§ **Action item**
Check each line of the material below for "color" and copy those where it appears.

########

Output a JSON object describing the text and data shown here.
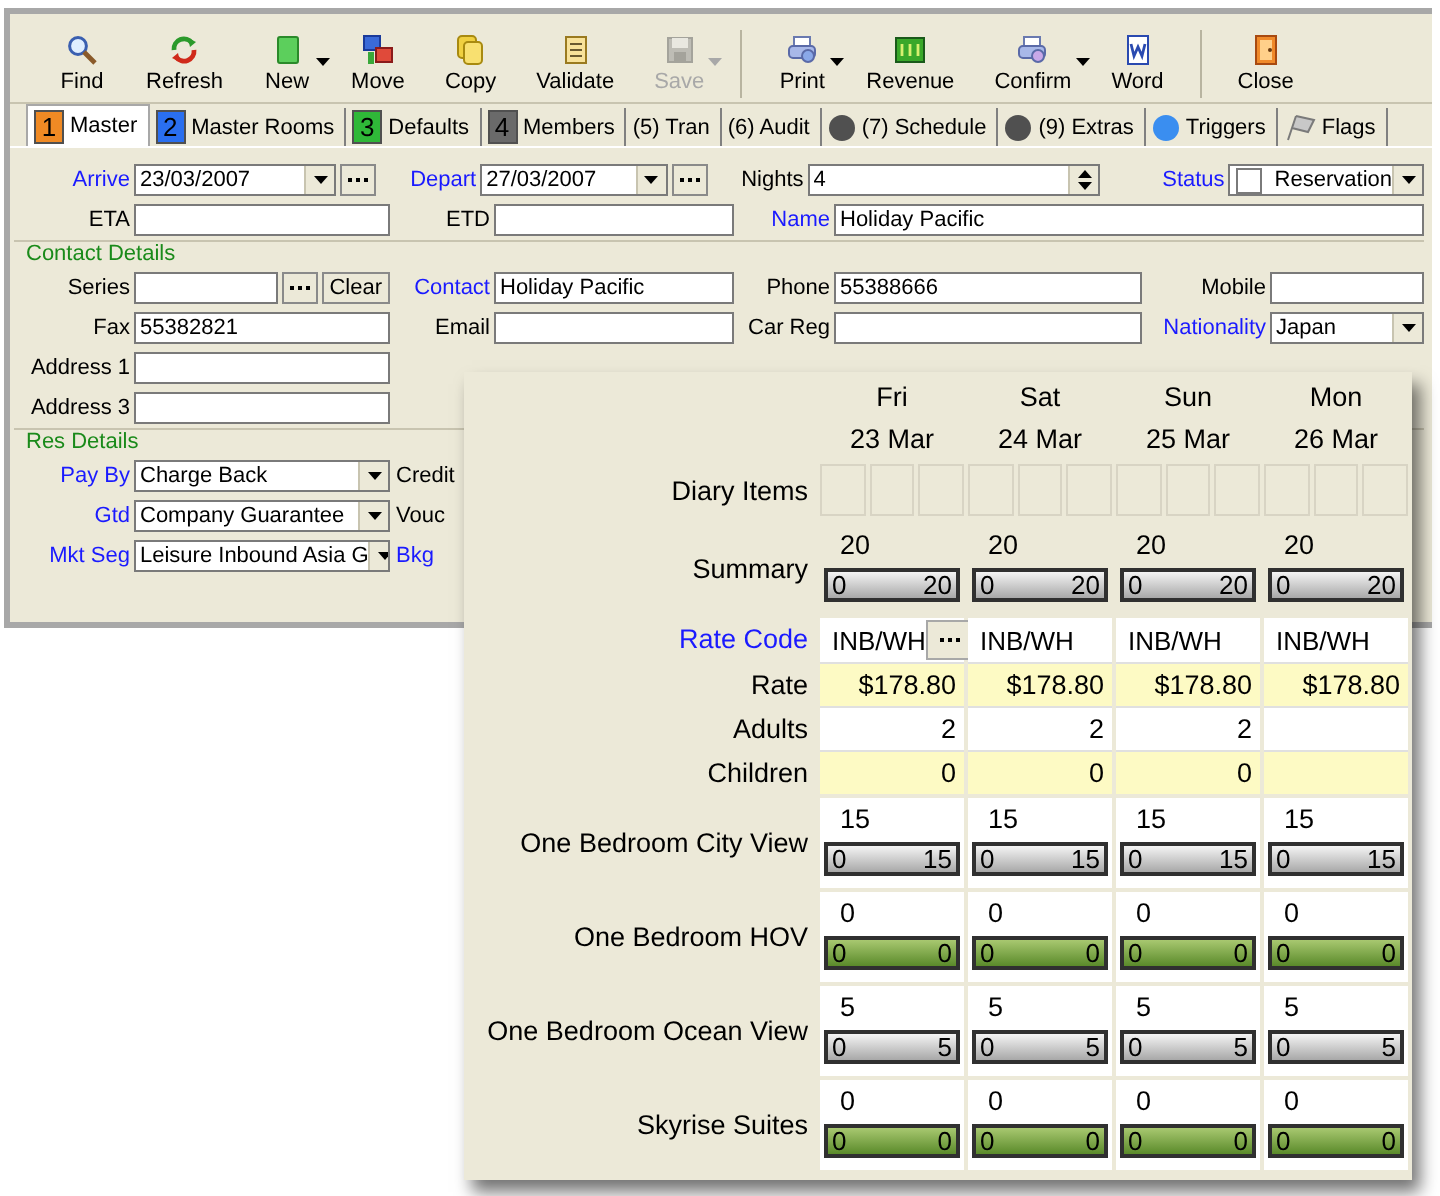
{
  "toolbar": [
    {
      "label": "Find",
      "dropdown": false,
      "disabled": false,
      "separator_before": false
    },
    {
      "label": "Refresh",
      "dropdown": false,
      "disabled": false,
      "separator_before": false
    },
    {
      "label": "New",
      "dropdown": true,
      "disabled": false,
      "separator_before": false
    },
    {
      "label": "Move",
      "dropdown": false,
      "disabled": false,
      "separator_before": false
    },
    {
      "label": "Copy",
      "dropdown": false,
      "disabled": false,
      "separator_before": false
    },
    {
      "label": "Validate",
      "dropdown": false,
      "disabled": false,
      "separator_before": false
    },
    {
      "label": "Save",
      "dropdown": true,
      "disabled": true,
      "separator_before": false
    },
    {
      "label": "Print",
      "dropdown": true,
      "disabled": false,
      "separator_before": true
    },
    {
      "label": "Revenue",
      "dropdown": false,
      "disabled": false,
      "separator_before": false
    },
    {
      "label": "Confirm",
      "dropdown": true,
      "disabled": false,
      "separator_before": false
    },
    {
      "label": "Word",
      "dropdown": false,
      "disabled": false,
      "separator_before": false
    },
    {
      "label": "Close",
      "dropdown": false,
      "disabled": false,
      "separator_before": true
    }
  ],
  "tabs": [
    {
      "label": "Master",
      "badge": "1",
      "color": "#f08a24",
      "kind": "badge",
      "selected": true
    },
    {
      "label": "Master Rooms",
      "badge": "2",
      "color": "#2a6ff0",
      "kind": "badge",
      "selected": false
    },
    {
      "label": "Defaults",
      "badge": "3",
      "color": "#2fb838",
      "kind": "badge",
      "selected": false
    },
    {
      "label": "Members",
      "badge": "4",
      "color": "#6a6a6a",
      "kind": "badge",
      "selected": false
    },
    {
      "label": "(5) Tran",
      "kind": "plain",
      "selected": false
    },
    {
      "label": "(6) Audit",
      "kind": "plain",
      "selected": false
    },
    {
      "label": "(7) Schedule",
      "kind": "ball",
      "color": "#505050",
      "selected": false
    },
    {
      "label": "(9) Extras",
      "kind": "ball",
      "color": "#505050",
      "selected": false
    },
    {
      "label": "Triggers",
      "kind": "ball",
      "color": "#3a8ef0",
      "selected": false
    },
    {
      "label": "Flags",
      "kind": "flag",
      "selected": false
    }
  ],
  "form_sections": [
    {
      "rows": [
        [
          {
            "label": "Arrive",
            "link": true,
            "kind": "date",
            "value": "23/03/2007"
          },
          {
            "label": "Depart",
            "link": true,
            "kind": "date",
            "value": "27/03/2007"
          },
          {
            "label": "Nights",
            "link": false,
            "kind": "spin",
            "value": "4"
          },
          {
            "label": "Status",
            "link": true,
            "kind": "status",
            "value": "Reservation",
            "checked": false
          }
        ],
        [
          {
            "label": "ETA",
            "link": false,
            "kind": "text"
          },
          {
            "label": "ETD",
            "link": false,
            "kind": "text"
          },
          {
            "label": "Name",
            "link": true,
            "kind": "wide",
            "value": "Holiday Pacific"
          }
        ]
      ]
    },
    {
      "title": "Contact Details",
      "rows": [
        [
          {
            "label": "Series",
            "link": false,
            "kind": "series",
            "button": "Clear"
          },
          {
            "label": "Contact",
            "link": true,
            "kind": "text",
            "value": "Holiday Pacific"
          },
          {
            "label": "Phone",
            "link": false,
            "kind": "text",
            "value": "55388666"
          },
          {
            "label": "Mobile",
            "link": false,
            "kind": "text"
          }
        ],
        [
          {
            "label": "Fax",
            "link": false,
            "kind": "text",
            "value": "55382821"
          },
          {
            "label": "Email",
            "link": false,
            "kind": "text"
          },
          {
            "label": "Car Reg",
            "link": false,
            "kind": "text"
          },
          {
            "label": "Nationality",
            "link": true,
            "kind": "combo",
            "value": "Japan"
          }
        ],
        [
          {
            "label": "Address 1",
            "link": false,
            "kind": "text"
          }
        ],
        [
          {
            "label": "Address 3",
            "link": false,
            "kind": "text"
          }
        ]
      ]
    },
    {
      "title": "Res Details",
      "rows": [
        [
          {
            "label": "Pay By",
            "link": true,
            "kind": "combo",
            "value": "Charge Back"
          },
          {
            "label": "Credit",
            "link": false,
            "kind": "label"
          }
        ],
        [
          {
            "label": "Gtd",
            "link": true,
            "kind": "combo",
            "value": "Company Guarantee"
          },
          {
            "label": "Vouc",
            "link": false,
            "kind": "label"
          }
        ],
        [
          {
            "label": "Mkt Seg",
            "link": true,
            "kind": "combo",
            "value": "Leisure Inbound Asia G"
          },
          {
            "label": "Bkg",
            "link": true,
            "kind": "label"
          }
        ]
      ]
    }
  ],
  "availability": {
    "days": [
      {
        "day": "Fri",
        "date": "23 Mar"
      },
      {
        "day": "Sat",
        "date": "24 Mar"
      },
      {
        "day": "Sun",
        "date": "25 Mar"
      },
      {
        "day": "Mon",
        "date": "26 Mar"
      }
    ],
    "rows": [
      {
        "kind": "diary",
        "label": "Diary Items",
        "link": false
      },
      {
        "kind": "meter",
        "label": "Summary",
        "link": false,
        "cells": [
          {
            "count": "20",
            "min": "0",
            "max": "20",
            "available": true
          },
          {
            "count": "20",
            "min": "0",
            "max": "20",
            "available": true
          },
          {
            "count": "20",
            "min": "0",
            "max": "20",
            "available": true
          },
          {
            "count": "20",
            "min": "0",
            "max": "20",
            "available": true
          }
        ]
      },
      {
        "kind": "ratecode",
        "label": "Rate Code",
        "link": true,
        "cells": [
          {
            "value": "INB/WH",
            "picker": true
          },
          {
            "value": "INB/WH",
            "picker": false
          },
          {
            "value": "INB/WH",
            "picker": false
          },
          {
            "value": "INB/WH",
            "picker": false
          }
        ]
      },
      {
        "kind": "value",
        "label": "Rate",
        "link": false,
        "highlight": true,
        "cells": [
          {
            "value": "$178.80"
          },
          {
            "value": "$178.80"
          },
          {
            "value": "$178.80"
          },
          {
            "value": "$178.80"
          }
        ]
      },
      {
        "kind": "value",
        "label": "Adults",
        "link": false,
        "highlight": false,
        "cells": [
          {
            "value": "2"
          },
          {
            "value": "2"
          },
          {
            "value": "2"
          },
          {}
        ]
      },
      {
        "kind": "value",
        "label": "Children",
        "link": false,
        "highlight": true,
        "cells": [
          {
            "value": "0"
          },
          {
            "value": "0"
          },
          {
            "value": "0"
          },
          {}
        ]
      },
      {
        "kind": "meter",
        "label": "One Bedroom City View",
        "link": false,
        "cells": [
          {
            "count": "15",
            "min": "0",
            "max": "15",
            "available": true
          },
          {
            "count": "15",
            "min": "0",
            "max": "15",
            "available": true
          },
          {
            "count": "15",
            "min": "0",
            "max": "15",
            "available": true
          },
          {
            "count": "15",
            "min": "0",
            "max": "15",
            "available": true
          }
        ]
      },
      {
        "kind": "meter",
        "label": "One Bedroom HOV",
        "link": false,
        "cells": [
          {
            "count": "0",
            "min": "0",
            "max": "0",
            "available": false
          },
          {
            "count": "0",
            "min": "0",
            "max": "0",
            "available": false
          },
          {
            "count": "0",
            "min": "0",
            "max": "0",
            "available": false
          },
          {
            "count": "0",
            "min": "0",
            "max": "0",
            "available": false
          }
        ]
      },
      {
        "kind": "meter",
        "label": "One Bedroom Ocean View",
        "link": false,
        "cells": [
          {
            "count": "5",
            "min": "0",
            "max": "5",
            "available": true
          },
          {
            "count": "5",
            "min": "0",
            "max": "5",
            "available": true
          },
          {
            "count": "5",
            "min": "0",
            "max": "5",
            "available": true
          },
          {
            "count": "5",
            "min": "0",
            "max": "5",
            "available": true
          }
        ]
      },
      {
        "kind": "meter",
        "label": "Skyrise Suites",
        "link": false,
        "cells": [
          {
            "count": "0",
            "min": "0",
            "max": "0",
            "available": false
          },
          {
            "count": "0",
            "min": "0",
            "max": "0",
            "available": false
          },
          {
            "count": "0",
            "min": "0",
            "max": "0",
            "available": false
          },
          {
            "count": "0",
            "min": "0",
            "max": "0",
            "available": false
          }
        ]
      }
    ]
  }
}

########

§ **Answer box**
      "color": "#f08a24",
      "color": "#2a6ff0",
      "color": "#2fb838",
      "color": "#6a6a6a",
      "color": "#505050",
      "color": "#505050",
      "color": "#3a8ef0",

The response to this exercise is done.